Community Hospital Strategies for Population Health

By Joshua Cowan, Brand, Marketing & Growth Strategy

With all eyes on COVID-19 and the herculean efforts and sacrifices made by our caregivers and healthcare institutions, the quickly shifting ground beneath community hospitals may have gone largely unnoticed. Pre-pandemic, many forward-thinking health systems were talking about the eventual shift away from inpatient care at community hospitals in the coming years and decades. While some still resist the notion, most would likely agree that all the ingredients are all there to create a substantial draw on volume for community hospitals. The short list includes:

  1. Increasingly advanced specialty care and rapidly rising technology costs are making it difficult for all but the largest tertiary and quaternary medical centers to keep pace with modern treatments.
  2. Physician shortages combined with narrow sub-specializations are making it difficult for communities outside major cities to retain sufficient medical staff for complex service lines.
  3. Remote monitoring tools are making it possible for physicians to keep an eye on patients without the need of a hospital setting.
  4. The highest volume surgeries have adopted advanced techniques which can be done in an outpatient setting for most patients.

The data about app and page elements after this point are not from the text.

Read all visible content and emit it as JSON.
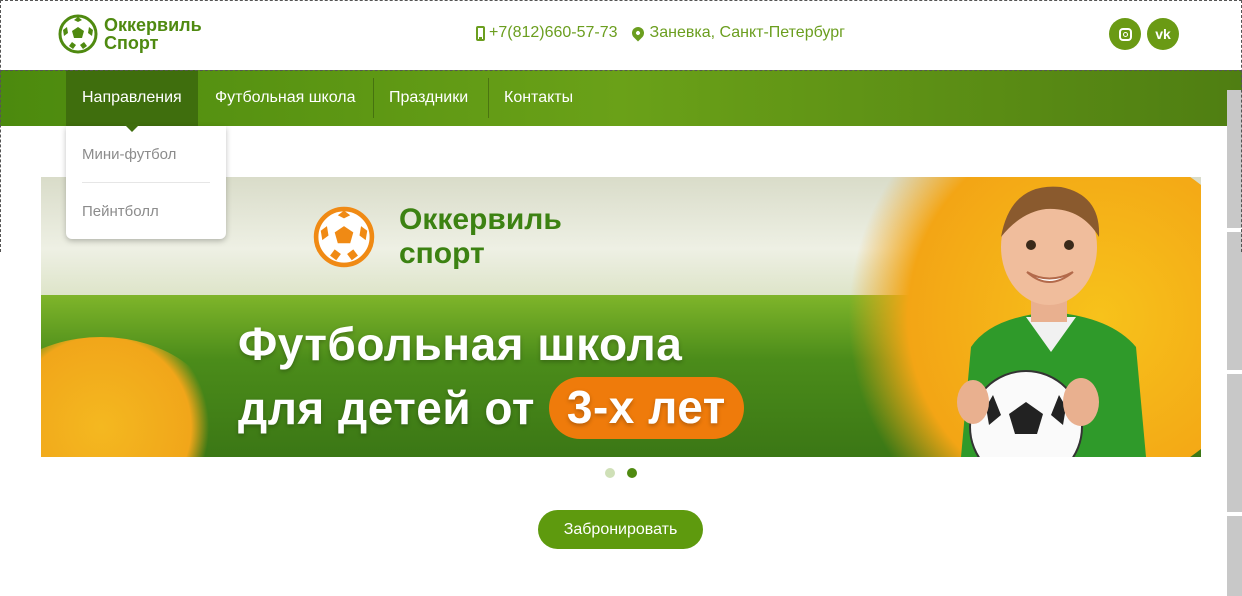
{
  "header": {
    "logo_line1": "Оккервиль",
    "logo_line2": "Спорт",
    "phone": "+7(812)660-57-73",
    "address": "Заневка, Санкт-Петербург",
    "social_vk": "vk"
  },
  "nav": {
    "items": [
      {
        "label": "Направления"
      },
      {
        "label": "Футбольная школа"
      },
      {
        "label": "Праздники"
      },
      {
        "label": "Контакты"
      }
    ],
    "dropdown": [
      {
        "label": "Мини-футбол"
      },
      {
        "label": "Пейнтболл"
      }
    ]
  },
  "banner": {
    "logo_line1": "Оккервиль",
    "logo_line2": "спорт",
    "title_line1": "Футбольная школа",
    "title_line2": "для детей от",
    "title_highlight": "3-х лет"
  },
  "actions": {
    "book_label": "Забронировать"
  },
  "colors": {
    "brand_green": "#5e9a0e",
    "accent_orange": "#ef7b0b"
  }
}
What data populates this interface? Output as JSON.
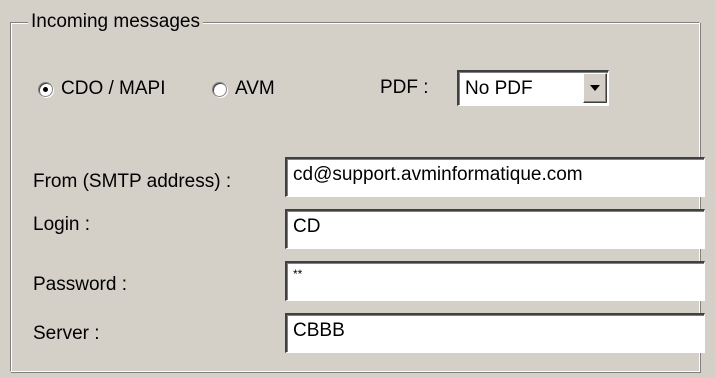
{
  "group": {
    "title": "Incoming messages"
  },
  "protocol": {
    "options": [
      {
        "label": "CDO / MAPI",
        "checked": true
      },
      {
        "label": "AVM",
        "checked": false
      }
    ]
  },
  "pdf": {
    "label": "PDF :",
    "selected": "No PDF"
  },
  "fields": {
    "from": {
      "label": "From (SMTP address) :",
      "value": "cd@support.avminformatique.com"
    },
    "login": {
      "label": "Login :",
      "value": "CD"
    },
    "password": {
      "label": "Password :",
      "value": "**"
    },
    "server": {
      "label": "Server :",
      "value": "CBBB"
    }
  }
}
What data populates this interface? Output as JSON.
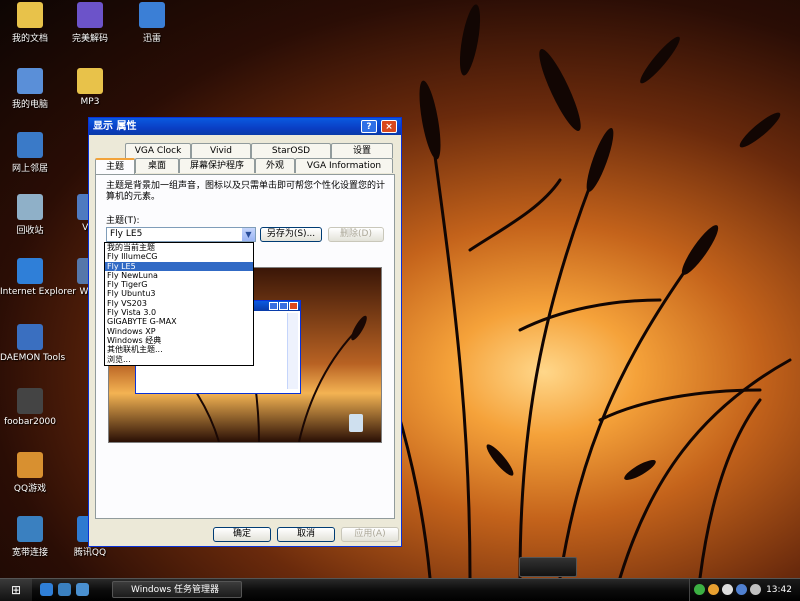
{
  "desktop": {
    "icons": [
      {
        "label": "我的文档",
        "color": "#e8c24a"
      },
      {
        "label": "完美解码",
        "color": "#6c53c9"
      },
      {
        "label": "迅雷",
        "color": "#3b7fd6"
      },
      {
        "label": "我的电脑",
        "color": "#5a8fd8"
      },
      {
        "label": "MP3",
        "color": "#e8c24a"
      },
      {
        "label": "网上邻居",
        "color": "#3a7ac8"
      },
      {
        "label": "回收站",
        "color": "#8fb0c8"
      },
      {
        "label": "Virt",
        "color": "#4f7ac0"
      },
      {
        "label": "Internet Explorer",
        "color": "#2f7fd8"
      },
      {
        "label": "WINI",
        "color": "#5577aa"
      },
      {
        "label": "DAEMON Tools",
        "color": "#3a6fc0"
      },
      {
        "label": "foobar2000",
        "color": "#444444"
      },
      {
        "label": "QQ游戏",
        "color": "#d89030"
      },
      {
        "label": "宽带连接",
        "color": "#3a80c0"
      },
      {
        "label": "腾讯QQ",
        "color": "#2e7ad0"
      }
    ]
  },
  "dialog": {
    "title": "显示 属性",
    "help_label": "?",
    "close_label": "×",
    "tabs_top": [
      "VGA Clock",
      "Vivid",
      "StarOSD",
      "设置"
    ],
    "tabs_bottom": [
      "主题",
      "桌面",
      "屏幕保护程序",
      "外观",
      "VGA Information"
    ],
    "description": "主题是背景加一组声音，图标以及只需单击即可帮您个性化设置您的计算机的元素。",
    "theme_label": "主题(T):",
    "theme_value": "Fly LE5",
    "save_as_label": "另存为(S)...",
    "delete_label": "删除(D)",
    "theme_options": [
      "我的当前主题",
      "Fly IllumeCG",
      "Fly LE5",
      "Fly NewLuna",
      "Fly TigerG",
      "Fly Ubuntu3",
      "Fly VS203",
      "Fly Vista 3.0",
      "GIGABYTE G-MAX",
      "Windows XP",
      "Windows 经典",
      "其他联机主题...",
      "浏览..."
    ],
    "selected_option_index": 2,
    "ok_label": "确定",
    "cancel_label": "取消",
    "apply_label": "应用(A)"
  },
  "taskbar": {
    "start_label": "⊞",
    "task_label": "Windows 任务管理器",
    "clock": "13:42"
  }
}
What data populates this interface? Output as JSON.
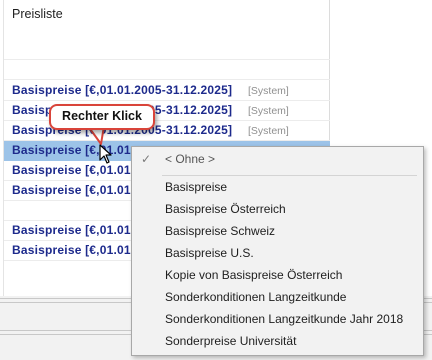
{
  "header": {
    "title": "Preisliste"
  },
  "rows": [
    {
      "name": "Basispreise [€,01.01.2005-31.12.2025]",
      "tag": "[System]"
    },
    {
      "name": "Basispreise [€,01.01.2005-31.12.2025]",
      "tag": "[System]"
    },
    {
      "name": "Basispreise [€,01.01.2005-31.12.2025]",
      "tag": "[System]"
    },
    {
      "name": "Basispreise [€,01.01",
      "tag": ""
    },
    {
      "name": "Basispreise [€,01.01",
      "tag": ""
    },
    {
      "name": "Basispreise [€,01.01",
      "tag": ""
    },
    {
      "name": "Basispreise [€,01.01",
      "tag": ""
    },
    {
      "name": "Basispreise [€,01.01",
      "tag": ""
    }
  ],
  "callout": {
    "text": "Rechter Klick"
  },
  "context_menu": {
    "none_item": "< Ohne >",
    "items": [
      "Basispreise",
      "Basispreise Österreich",
      "Basispreise Schweiz",
      "Basispreise U.S.",
      "Kopie von Basispreise Österreich",
      "Sonderkonditionen Langzeitkunde",
      "Sonderkonditionen Langzeitkunde Jahr 2018",
      "Sonderpreise Universität"
    ]
  },
  "colors": {
    "row_text": "#1d2a8c",
    "selection": "#9cc3e8",
    "callout_border": "#d9443a"
  }
}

These forces are combining to centralize high-level care in the largest medical centers while driving low-level care to the outpatient or even the home, leaving community hospitals stuck in the middle. Although it may be temporarily concealing the magnitude of the shift, the pandemic has intensified these trends and sped up an industry transformation by as much as ten years. Patients and physicians have adopted telehealth. Tech companies have introduced new and better tools for remote monitoring. Home-based inpatient services have been launched across the country. Patients have learned to live, at least temporarily, without some elective procedures. While some of these trends will undoubtedly abate, the proverbial cat seems to be out of the bag.

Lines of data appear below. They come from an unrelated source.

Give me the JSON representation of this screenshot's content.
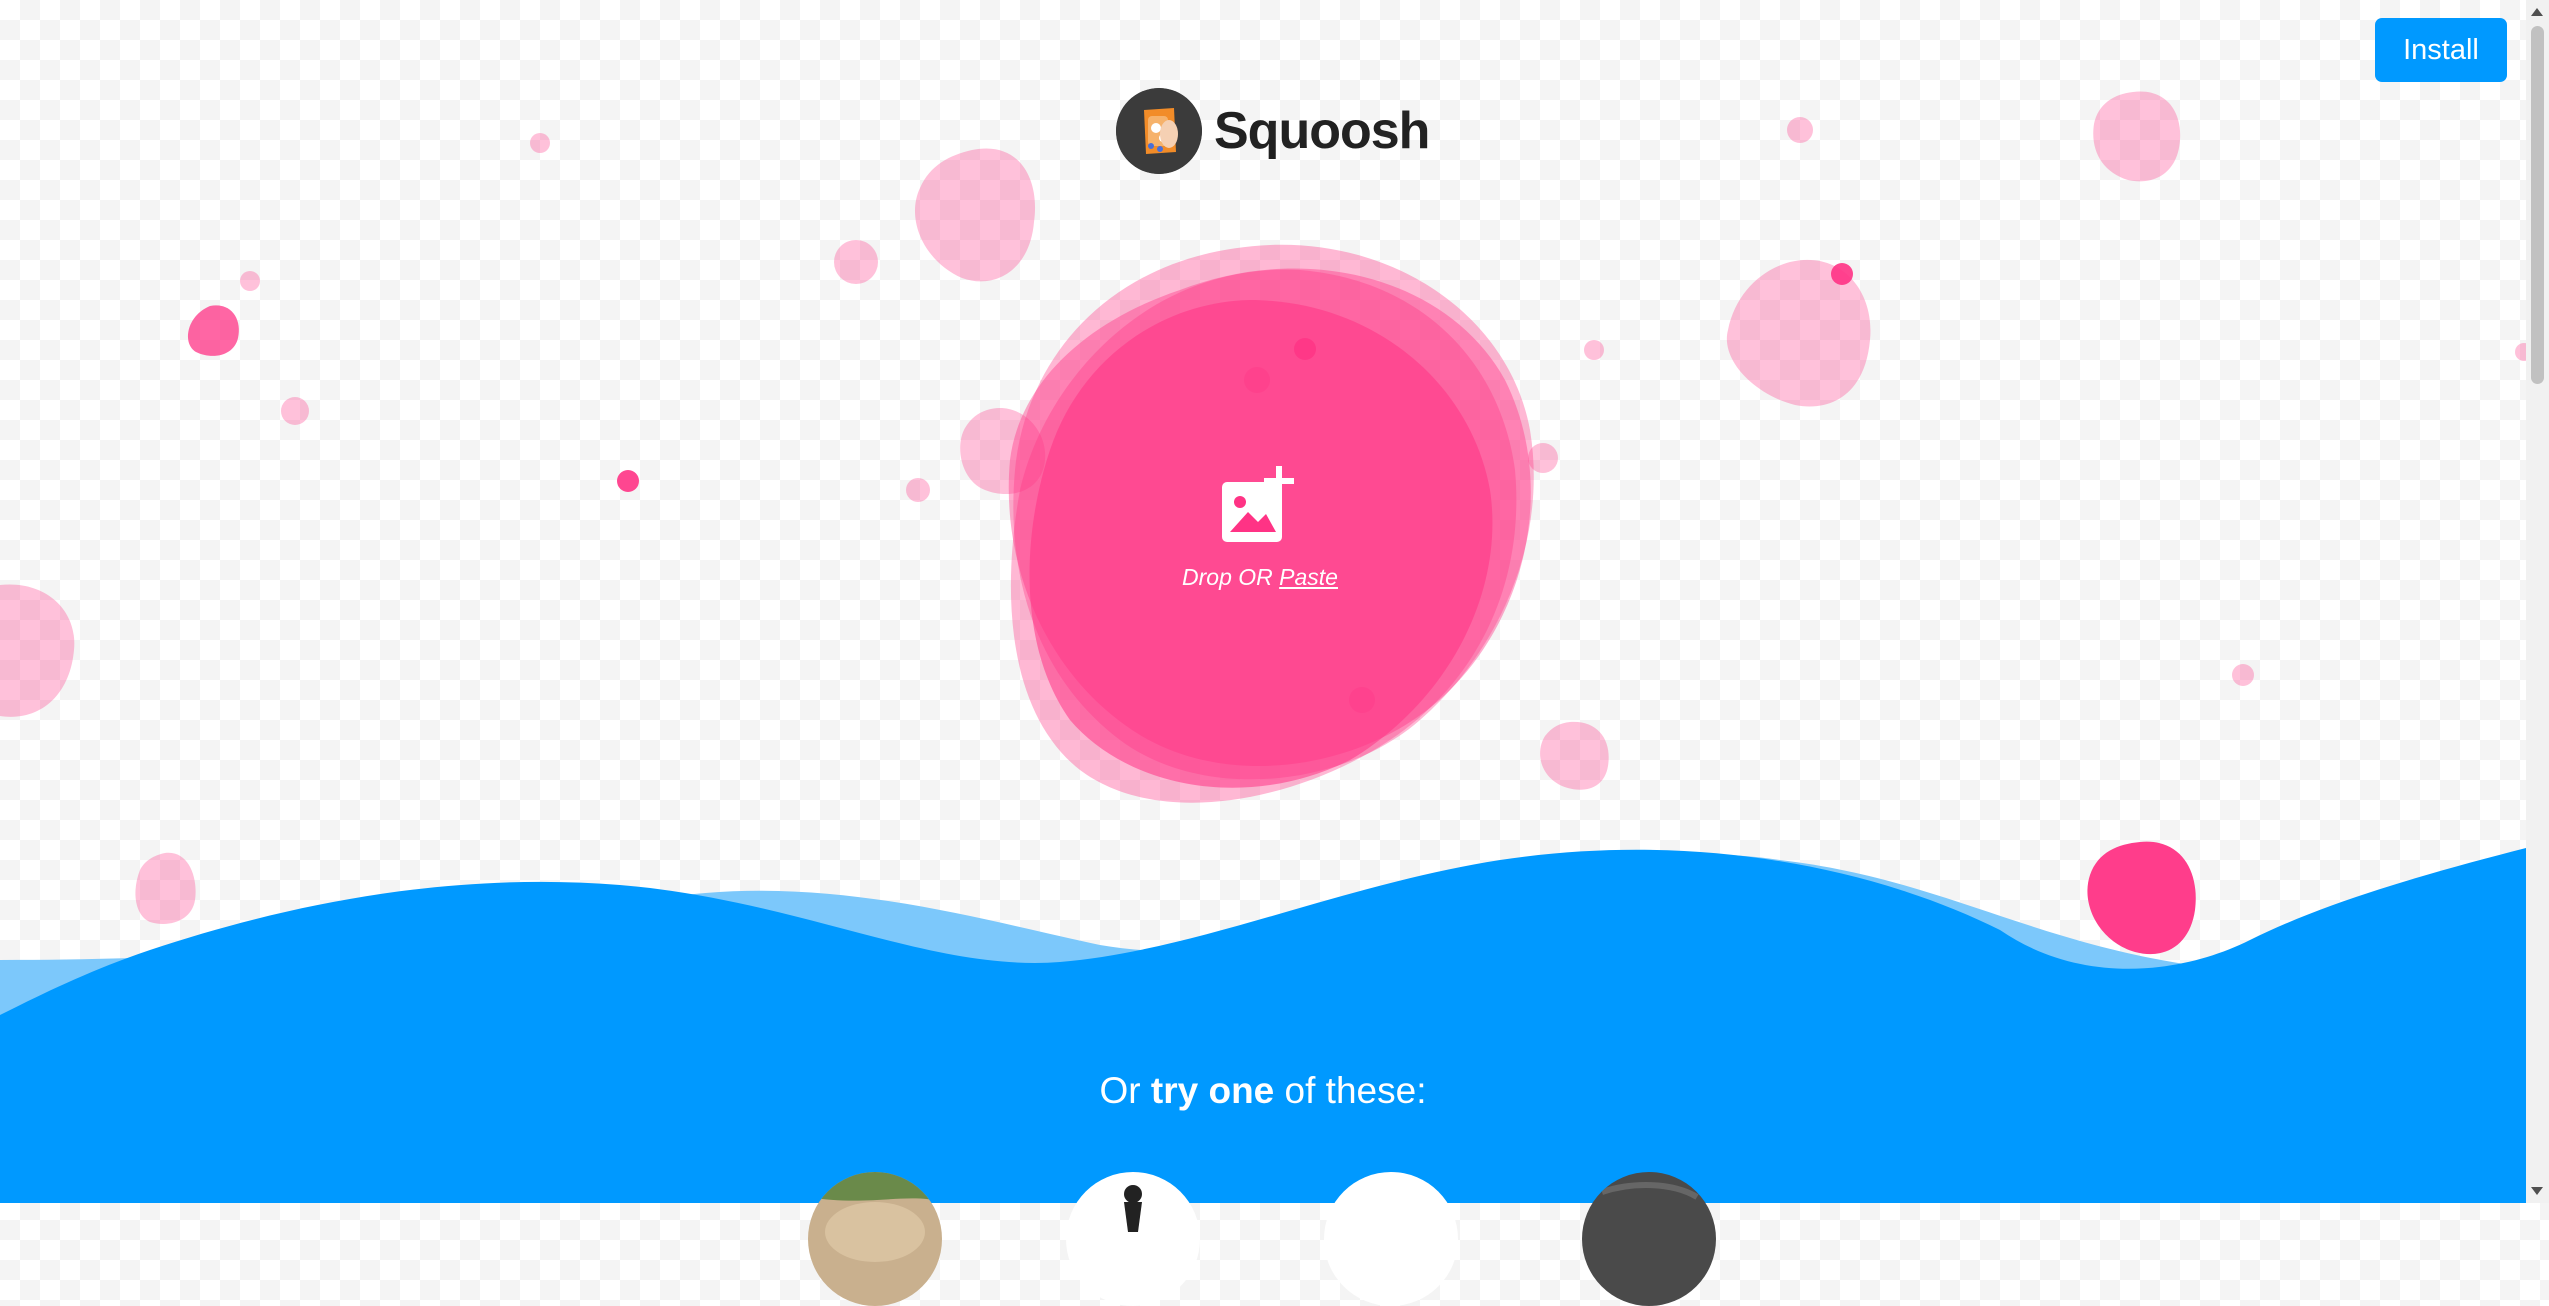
{
  "header": {
    "install_label": "Install",
    "logo_text": "Squoosh"
  },
  "drop_zone": {
    "drop_label": "Drop OR",
    "paste_label": "Paste",
    "icon": "add-image-icon"
  },
  "samples": {
    "prefix": "Or",
    "emphasis": "try one",
    "suffix": "of these:"
  },
  "colors": {
    "accent_blue": "#0099ff",
    "light_blue": "#7cc8fb",
    "brand_pink": "#ff3385"
  }
}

Unless they are located in an area where population growth is compensating for utilization trends, most community hospitals likely will not recover inpatient volume as it once existed. But, if COVID-19 has taught us anything, it is the importance of access. Hospitals provide critical community resources and cannot be allowed to disappear or fall into decline. To thrive, most community hospitals will need to quickly stake out a new role and posture outside the walls of the inpatient setting. It is a unique opportunity to make the shift to value-based care with a focus on becoming the convener for population health. With the right information and tools, community hospitals can bring together physicians, payers, employers, local governments and other resources to engage patients and contribute to the overall physical, emotional and social health of their communities.

If you are a community hospital executive looking to deploy a population health strategy here are a few things to keep in mind.

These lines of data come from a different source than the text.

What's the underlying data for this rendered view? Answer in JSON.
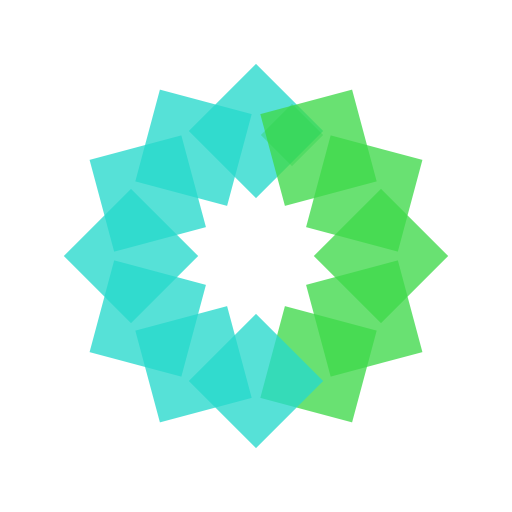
{
  "logo": {
    "name": "rotating-squares-logo",
    "square_count": 12,
    "colors": {
      "teal": "#27D9CC",
      "green": "#3FD94A",
      "teal_mixed": "#1ECAB3",
      "green_mixed": "#27D44B"
    }
  }
}
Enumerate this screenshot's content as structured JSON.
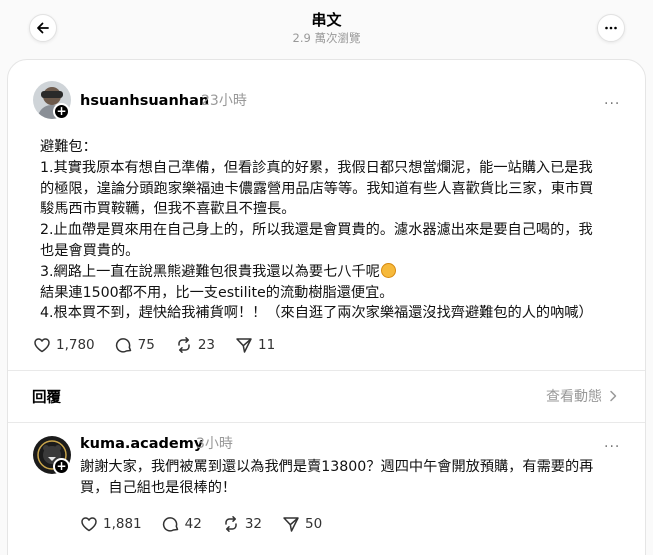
{
  "header": {
    "title": "串文",
    "views": "2.9 萬次瀏覽"
  },
  "post": {
    "username": "hsuanhsuanhan",
    "time": "23小時",
    "lines": [
      "避難包：",
      "1.其實我原本有想自己準備，但看診真的好累，我假日都只想當爛泥，能一站購入已是我",
      "的極限，遑論分頭跑家樂福迪卡儂露營用品店等等。我知道有些人喜歡貨比三家，東市買",
      "駿馬西市買鞍韉，但我不喜歡且不擅長。",
      "2.止血帶是買來用在自己身上的，所以我還是會買貴的。濾水器濾出來是要自己喝的，我",
      "也是會買貴的。",
      "3.網路上一直在說黑熊避難包很貴我還以為要七八千呢",
      "結果連1500都不用，比一支estilite的流動樹脂還便宜。",
      "4.根本買不到，趕快給我補貨啊！！（來自逛了兩次家樂福還沒找齊避難包的人的吶喊）"
    ],
    "likes": "1,780",
    "comments": "75",
    "reposts": "23",
    "shares": "11"
  },
  "replies_section": {
    "label": "回覆",
    "view_activity": "查看動態"
  },
  "reply": {
    "username": "kuma.academy",
    "time": "3小時",
    "lines": [
      "謝謝大家，我們被罵到還以為我們是賣13800？週四中午會開放預購，有需要的再",
      "買，自己組也是很棒的！"
    ],
    "likes": "1,881",
    "comments": "42",
    "reposts": "32",
    "shares": "50"
  }
}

  1. Physician partners are the key and driving force behind value-based care.
  2. A positive relationship with aligned payers can create a mutual benefit.
  3. Transparency and data sharing is a requirement.
  4. For sustainable results that go beyond managing utilization, engage and empower the patient with communication and actionable information.
  5. Choose a partner that can deliver and support an effective population health management platform like BRIDGE that integrates data from all parties and provide powerful insights and tools from the point of care to the palm of your hand.

Contact the population health innovators at The Garage to learn why we are different and how BRIDGE can help you achieve your value-based care goals.